Director Derek Cianfrance cross-cuts between the present and the past. This technique works exceptionally well to engage viewers. Blue Valentine begins in the present, offering a glimpse into Dean and Cindy’s lives without too much exposition. Slowly, through the flashbacks, more is revealed about their relationship. This gradual release of detail works well to retain a sense of mystery about the origins of the relationship, as well as the cause of the couple’s difficulties. Not every aspect of Dean and Cindy’s marriage is explored; however Blue Valentine does not intend to cover the whole period, just the beginning and the present day.

Dean and Cindy are complicated and multi-faceted protagonists. This makes them highly believable characters. Although one may be empathised with more than the other, they are both distinctly human in their mannerisms and actions.

The camera work gives the film a subdued atmosphere. There are plenty of hand-held shots and close-ups, which give the impression of intimacy with the characters. The natural colours and lighting contrasts well with the artificiality of the hotel room scenes. Tellingly, it suggests something about the changing nature of Dean and Cindy’s relationship.

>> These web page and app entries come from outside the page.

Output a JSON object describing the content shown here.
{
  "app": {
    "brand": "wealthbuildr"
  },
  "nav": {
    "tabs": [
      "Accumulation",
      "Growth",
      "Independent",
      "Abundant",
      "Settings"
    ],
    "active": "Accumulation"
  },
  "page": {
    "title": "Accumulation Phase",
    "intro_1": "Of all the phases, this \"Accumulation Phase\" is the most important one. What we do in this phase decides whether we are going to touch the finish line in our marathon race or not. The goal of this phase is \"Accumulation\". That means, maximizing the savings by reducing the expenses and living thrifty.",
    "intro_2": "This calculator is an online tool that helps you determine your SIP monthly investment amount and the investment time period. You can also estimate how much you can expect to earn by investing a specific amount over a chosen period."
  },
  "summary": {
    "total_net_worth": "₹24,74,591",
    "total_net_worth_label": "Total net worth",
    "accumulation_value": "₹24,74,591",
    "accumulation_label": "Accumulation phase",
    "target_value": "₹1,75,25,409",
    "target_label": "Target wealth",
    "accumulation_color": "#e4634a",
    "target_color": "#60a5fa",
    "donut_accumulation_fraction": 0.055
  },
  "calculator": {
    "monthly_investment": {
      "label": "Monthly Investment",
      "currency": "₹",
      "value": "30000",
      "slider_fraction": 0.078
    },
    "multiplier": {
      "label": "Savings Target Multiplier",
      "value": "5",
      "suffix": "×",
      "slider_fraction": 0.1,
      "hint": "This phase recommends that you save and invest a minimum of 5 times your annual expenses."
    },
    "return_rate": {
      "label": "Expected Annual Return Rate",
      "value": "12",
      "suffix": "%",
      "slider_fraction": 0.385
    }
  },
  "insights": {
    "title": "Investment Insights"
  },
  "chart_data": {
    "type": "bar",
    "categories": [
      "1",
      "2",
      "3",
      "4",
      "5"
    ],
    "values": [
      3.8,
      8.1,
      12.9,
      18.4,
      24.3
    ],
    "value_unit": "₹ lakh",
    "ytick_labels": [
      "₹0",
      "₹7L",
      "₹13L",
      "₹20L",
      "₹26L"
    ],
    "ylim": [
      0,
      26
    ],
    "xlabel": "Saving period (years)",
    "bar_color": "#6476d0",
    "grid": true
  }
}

Ryan Gosling is fantastic as Dean. He brings a natural charisma to the role, but is equally convincing when depicting the darker side of the character’s personality. Michelle Williams is also excellent as Cindy. There is such a change in her persona from the earlier scenes to the contemporary one, but Williams effectively conveys this. A number of years pass from between the periods, but in each both actors are entirely believable. Much of the film success can be attributed to Gosling and Williams’ fine performances.

Although many films are concerned with marriages and relationships, few achieve the painful realism of Blue Valentine. A truly memorable film.